I’m going to paste here something I wrote for the nonviolence conference on meditation, because it may ring some bells with people. The line of thinking is based on my argument that OOO objects (everything) are fundamentally inconsistent, because of a rift between essence and appearance. This has political implications:

[H]ow does meditation look on the ground, in practice, “where the rubber meets the road” to use the awful bureaucratic phrase? One is allowing one’s thoughts to exist, without trying to delete them. Thus one is allowing oneself to be inconsistent: the mind is making some effort towards mindfulness, yet there are also thoughts occurring that distract the mind. In higher forms of meditation, the practice has less effort. One is simply allowing whatever happens to happen, no matter what the thought is. Some kind of commitment is required, a commitment not to adjust what is happening. This non-adjusting allows beings to resound in all their contradictory plenitude. Since all phenomena radiate from the nature of mind or from Atman (and so forth, depending on which school of thought one is following), all is purified in advance within the larger space of freedom. Purified here means left in its natural state, which is open and vivid. There thus arises what in Mahamudra and Dzogchen is called non-meditation. This non-meditation is different from not meditating, and also different from meditating. It is simply coexisting with what is. Meditation simply is nonviolence, which means allowing the rift between essence and appearance to persist.

In meditation then, one is both p and not-p at the same time. One is a living contradiction, the contradiction that defines living as such. One coexists in the simplest possible way, namely with oneself. Narcissism thus means self-relating, which means other-relating. Since being myself means never directly being myself, my existence is coexistence, even when hypothetically I am totally on my own. Meditation is thus nonviolent, not simply because it means you are trying to make yourself be gentle, but because you are allowing yourself to exist in your inconsistency. In a group of meditators, this nonviolent coexistence becomes vivid. The person on your left might be plotting to take over the Universe. But what on Earth is he going to do about it in that moment? He is meditating!

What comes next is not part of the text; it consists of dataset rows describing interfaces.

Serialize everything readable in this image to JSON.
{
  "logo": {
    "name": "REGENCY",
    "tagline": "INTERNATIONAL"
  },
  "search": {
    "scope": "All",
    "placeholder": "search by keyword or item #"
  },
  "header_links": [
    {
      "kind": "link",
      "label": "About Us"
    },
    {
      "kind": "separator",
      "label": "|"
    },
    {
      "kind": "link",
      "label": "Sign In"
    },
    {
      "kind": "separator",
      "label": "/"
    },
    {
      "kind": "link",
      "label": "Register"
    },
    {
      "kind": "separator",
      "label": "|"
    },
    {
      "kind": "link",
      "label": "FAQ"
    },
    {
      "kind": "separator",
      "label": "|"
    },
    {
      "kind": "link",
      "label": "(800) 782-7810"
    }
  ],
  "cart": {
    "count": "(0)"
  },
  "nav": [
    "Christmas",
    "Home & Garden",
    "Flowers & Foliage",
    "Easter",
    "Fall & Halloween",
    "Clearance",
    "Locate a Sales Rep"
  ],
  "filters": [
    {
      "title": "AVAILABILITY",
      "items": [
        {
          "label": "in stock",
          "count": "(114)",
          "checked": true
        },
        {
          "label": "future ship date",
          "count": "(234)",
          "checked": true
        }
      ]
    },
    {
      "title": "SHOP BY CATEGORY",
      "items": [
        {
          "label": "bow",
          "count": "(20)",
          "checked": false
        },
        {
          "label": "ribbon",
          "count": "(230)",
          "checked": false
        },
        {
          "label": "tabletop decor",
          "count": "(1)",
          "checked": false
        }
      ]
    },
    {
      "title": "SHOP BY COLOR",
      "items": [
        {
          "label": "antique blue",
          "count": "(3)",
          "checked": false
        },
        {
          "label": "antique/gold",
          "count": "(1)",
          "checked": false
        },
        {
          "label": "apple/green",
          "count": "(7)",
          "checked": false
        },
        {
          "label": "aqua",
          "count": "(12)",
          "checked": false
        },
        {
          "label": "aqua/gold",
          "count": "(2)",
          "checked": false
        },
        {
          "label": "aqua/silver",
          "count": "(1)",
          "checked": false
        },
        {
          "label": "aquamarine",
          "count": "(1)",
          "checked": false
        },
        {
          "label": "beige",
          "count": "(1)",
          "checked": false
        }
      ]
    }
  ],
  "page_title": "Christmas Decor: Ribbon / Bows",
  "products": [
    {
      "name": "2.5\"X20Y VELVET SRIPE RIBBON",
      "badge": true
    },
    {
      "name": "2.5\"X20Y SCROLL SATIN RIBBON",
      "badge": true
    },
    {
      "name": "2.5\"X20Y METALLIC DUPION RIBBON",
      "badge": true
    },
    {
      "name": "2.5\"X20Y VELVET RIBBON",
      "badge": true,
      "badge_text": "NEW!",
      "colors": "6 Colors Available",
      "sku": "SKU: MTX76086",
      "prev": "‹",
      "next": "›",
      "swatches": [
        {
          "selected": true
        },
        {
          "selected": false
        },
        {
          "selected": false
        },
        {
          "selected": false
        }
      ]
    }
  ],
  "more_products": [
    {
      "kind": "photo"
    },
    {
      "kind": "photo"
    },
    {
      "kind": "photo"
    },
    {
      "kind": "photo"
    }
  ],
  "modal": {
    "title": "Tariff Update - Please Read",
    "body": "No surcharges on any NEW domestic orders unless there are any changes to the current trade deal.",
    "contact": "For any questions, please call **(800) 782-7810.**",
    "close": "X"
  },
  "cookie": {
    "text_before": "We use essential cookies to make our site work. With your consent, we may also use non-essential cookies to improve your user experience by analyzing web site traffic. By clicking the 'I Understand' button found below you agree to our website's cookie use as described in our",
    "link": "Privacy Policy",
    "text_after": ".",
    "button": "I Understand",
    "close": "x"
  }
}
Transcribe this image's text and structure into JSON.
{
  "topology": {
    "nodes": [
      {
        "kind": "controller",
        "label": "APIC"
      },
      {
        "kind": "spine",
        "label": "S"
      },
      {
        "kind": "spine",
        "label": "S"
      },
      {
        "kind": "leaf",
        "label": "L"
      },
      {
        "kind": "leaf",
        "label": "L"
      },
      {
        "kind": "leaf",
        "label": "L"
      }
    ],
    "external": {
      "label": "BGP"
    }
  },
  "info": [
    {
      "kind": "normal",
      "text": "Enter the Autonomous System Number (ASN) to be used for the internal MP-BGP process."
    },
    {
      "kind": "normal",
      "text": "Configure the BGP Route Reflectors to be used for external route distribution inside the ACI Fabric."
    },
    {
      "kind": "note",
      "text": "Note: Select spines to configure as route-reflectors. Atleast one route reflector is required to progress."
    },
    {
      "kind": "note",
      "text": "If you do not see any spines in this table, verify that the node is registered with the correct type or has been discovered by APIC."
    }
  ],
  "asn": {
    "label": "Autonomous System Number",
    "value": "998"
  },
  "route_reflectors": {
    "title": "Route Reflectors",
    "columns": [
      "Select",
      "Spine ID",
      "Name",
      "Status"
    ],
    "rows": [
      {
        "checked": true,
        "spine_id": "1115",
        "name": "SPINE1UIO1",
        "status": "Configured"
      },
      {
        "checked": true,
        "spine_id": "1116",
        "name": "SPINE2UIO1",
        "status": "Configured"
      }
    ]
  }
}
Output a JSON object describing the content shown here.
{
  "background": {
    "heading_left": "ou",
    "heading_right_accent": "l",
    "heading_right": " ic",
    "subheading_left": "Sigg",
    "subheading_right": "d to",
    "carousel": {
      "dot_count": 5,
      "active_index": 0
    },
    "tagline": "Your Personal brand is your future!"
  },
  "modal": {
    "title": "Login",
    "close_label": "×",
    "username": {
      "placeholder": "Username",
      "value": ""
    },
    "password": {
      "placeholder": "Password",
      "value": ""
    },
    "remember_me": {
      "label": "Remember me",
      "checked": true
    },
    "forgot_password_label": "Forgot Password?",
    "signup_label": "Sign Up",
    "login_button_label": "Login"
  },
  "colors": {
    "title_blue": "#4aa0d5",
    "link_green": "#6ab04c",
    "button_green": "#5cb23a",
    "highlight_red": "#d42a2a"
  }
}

Meditation means allowing at least one thing to be inconsistent. Allowing the rift between essence and appearance to persist without causing it to close and thus for essence to evaporate. Nonviolence. Humans must get used to the depth of nonviolence in their being. The Greek term for this getting-used-to is mathēsis, which is fully thought not simply as calculation, but as acclimatization, as growing accustomed to the truth of things. The Tibetan for this getting-used-to is gom, which is the term for meditation. In Buddhism there are three stages of learning: hearing, contemplating, and meditating. Hearing is thorough attunement to the dharma. Contemplating is more deeply digesting it into one’s being. Meditating is enacting it, living it, embodying it. This embodiment just is nonviolence, a nonviolence that attunes the layers of a human being—cultural forms, attitudes, psychological states, biological equilibriums, physical being, mind, heart, flesh, bone—to the fundamental inconsistency of reality.